Omaha, NE -- On Friday, Omaha Police Chief Todd Schmaderer announced he had fired three officers and a sergeant during an excessive force investigation.
There is a process in place that allows fired officers to appeal Schmaderer's decision.
"For everyone except for department directors, part-time employees and grant-funded employees, (most city employees) are similar," said Bernard in den Bosch, Assistant City Attorney. "You have the ability to appeal to either to the personnel board or to arbitration."
The County Attorney's office is also investigating the excessive force incident.
While no charges have been filed, John Wells, the President of the Omaha Police Union, said the possibility of criminal charges could affect whether the officers decide to fight for their jobs.
"I can't necessarily speculate what will happen, but my guy instinct is obviously there is a criminal investigation going on," said Wells. "I can't imagine if somebody was terminated and facing criminal charges, they're necessarily worried about the arbitration for their job."
Arbitration is just one piece of the puzzle.
An officer who is facing disciplinary action first has to meet with the city's human resources director.
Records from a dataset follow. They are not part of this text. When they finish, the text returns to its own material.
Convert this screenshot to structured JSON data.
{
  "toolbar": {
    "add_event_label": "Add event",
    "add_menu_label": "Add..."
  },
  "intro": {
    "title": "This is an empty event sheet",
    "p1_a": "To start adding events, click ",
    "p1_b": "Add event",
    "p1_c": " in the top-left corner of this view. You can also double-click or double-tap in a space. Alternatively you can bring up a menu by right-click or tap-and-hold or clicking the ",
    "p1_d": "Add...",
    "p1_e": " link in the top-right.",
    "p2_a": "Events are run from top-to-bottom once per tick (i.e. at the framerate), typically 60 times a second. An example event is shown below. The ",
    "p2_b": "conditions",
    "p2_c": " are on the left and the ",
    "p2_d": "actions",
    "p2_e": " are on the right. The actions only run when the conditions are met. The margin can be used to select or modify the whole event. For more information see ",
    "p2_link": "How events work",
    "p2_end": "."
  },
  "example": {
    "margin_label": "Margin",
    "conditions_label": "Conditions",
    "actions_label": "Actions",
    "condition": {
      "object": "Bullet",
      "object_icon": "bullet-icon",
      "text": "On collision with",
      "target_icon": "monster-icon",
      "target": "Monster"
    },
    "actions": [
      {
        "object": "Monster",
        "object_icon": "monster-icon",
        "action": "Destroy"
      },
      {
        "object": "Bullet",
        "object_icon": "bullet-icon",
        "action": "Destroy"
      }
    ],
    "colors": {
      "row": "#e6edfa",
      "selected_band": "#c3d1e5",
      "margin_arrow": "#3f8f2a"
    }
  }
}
Wells said, historically, the director chooses to uphold the police chief's decision.
The officer then has 10 days to file an appeal.
If that happens, in den Bosch said the officer could handle the matter in public in front of the personnel board or behind closed doors in arbitration.
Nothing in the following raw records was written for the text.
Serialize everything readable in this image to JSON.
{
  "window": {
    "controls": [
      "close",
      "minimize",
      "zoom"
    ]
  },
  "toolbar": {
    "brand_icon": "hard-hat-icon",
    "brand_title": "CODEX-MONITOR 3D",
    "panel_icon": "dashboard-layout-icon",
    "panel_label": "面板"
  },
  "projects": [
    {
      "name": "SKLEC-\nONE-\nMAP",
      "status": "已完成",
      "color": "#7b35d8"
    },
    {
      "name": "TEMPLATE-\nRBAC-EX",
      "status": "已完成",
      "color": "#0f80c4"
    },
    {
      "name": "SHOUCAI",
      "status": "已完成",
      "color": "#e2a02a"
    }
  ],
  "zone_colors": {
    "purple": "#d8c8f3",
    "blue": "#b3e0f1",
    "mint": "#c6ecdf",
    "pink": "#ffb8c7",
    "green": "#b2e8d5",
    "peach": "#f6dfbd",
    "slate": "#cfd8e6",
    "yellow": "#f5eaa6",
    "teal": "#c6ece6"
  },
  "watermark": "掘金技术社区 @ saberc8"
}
Arbitration behind closed doors is something the city has no firm policy on, only firm practice.
"Personnel issues are generally private," said in den Bosch. "The labor agreements in the city code talk about personnel decisions being private. As far as arbitration hearings being public, it doesn't specify one way or the other in the contract. They're generally considered to be private."
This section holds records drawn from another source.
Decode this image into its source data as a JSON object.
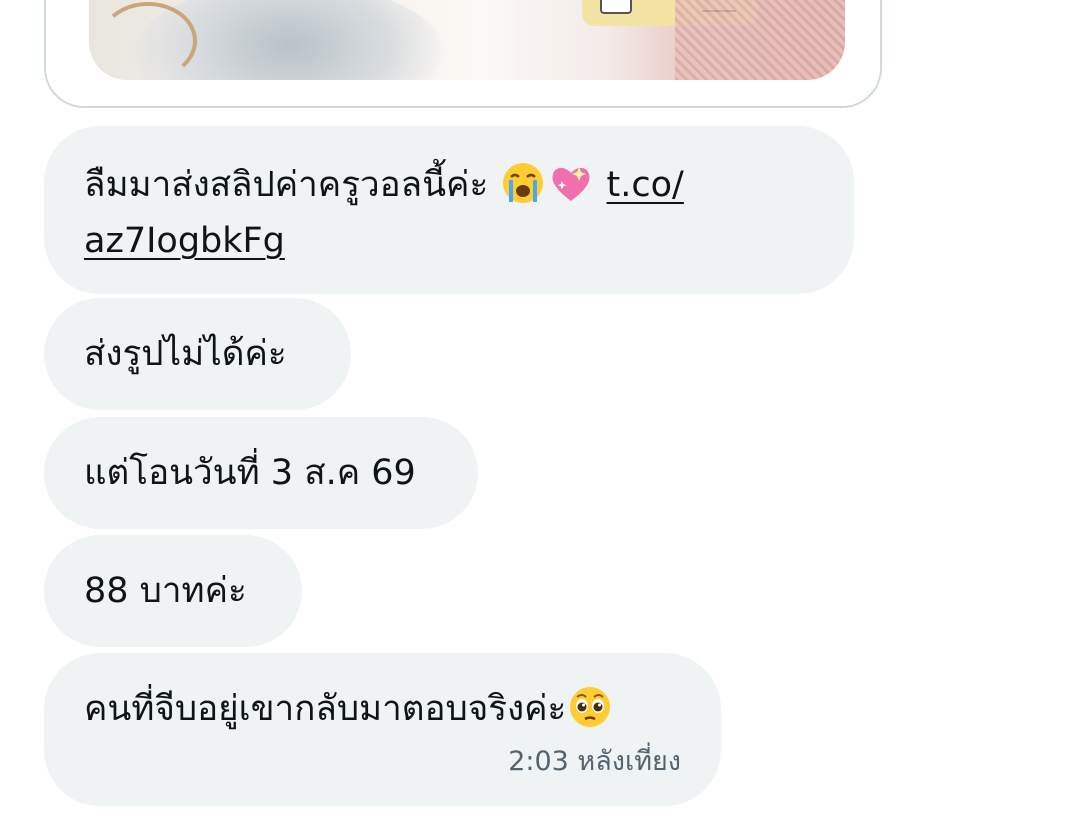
{
  "messages": [
    {
      "text": "ลืมมาส่งสลิปค่าครูวอลนี้ค่ะ",
      "emojis": [
        "loudly-crying-face-icon",
        "sparkling-heart-icon"
      ],
      "link": "t.co/ az7IogbkFg",
      "link_line1": "t.co/",
      "link_line2": "az7IogbkFg"
    },
    {
      "text": "ส่งรูปไม่ได้ค่ะ"
    },
    {
      "text": "แต่โอนวันที่ 3 ส.ค 69"
    },
    {
      "text": "88 บาทค่ะ"
    },
    {
      "text": "คนที่จีบอยู่เขากลับมาตอบจริงค่ะ",
      "emojis": [
        "pleading-face-icon"
      ],
      "timestamp": "2:03 หลังเที่ยง"
    }
  ],
  "colors": {
    "bubble_bg": "#eff3f4",
    "text": "#0f1419",
    "timestamp": "#536471",
    "card_border": "#cfd9de"
  }
}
Whether the four fired officers appeal could depend on what happens with the criminal investigation.
"If you are charged with a crime, I'm not sure what the reality is of getting your job back through arbitration," said Wells.
As far as legal representation goes, Wells said he has not been approached by any of the officers looking for a lawyer from the police union.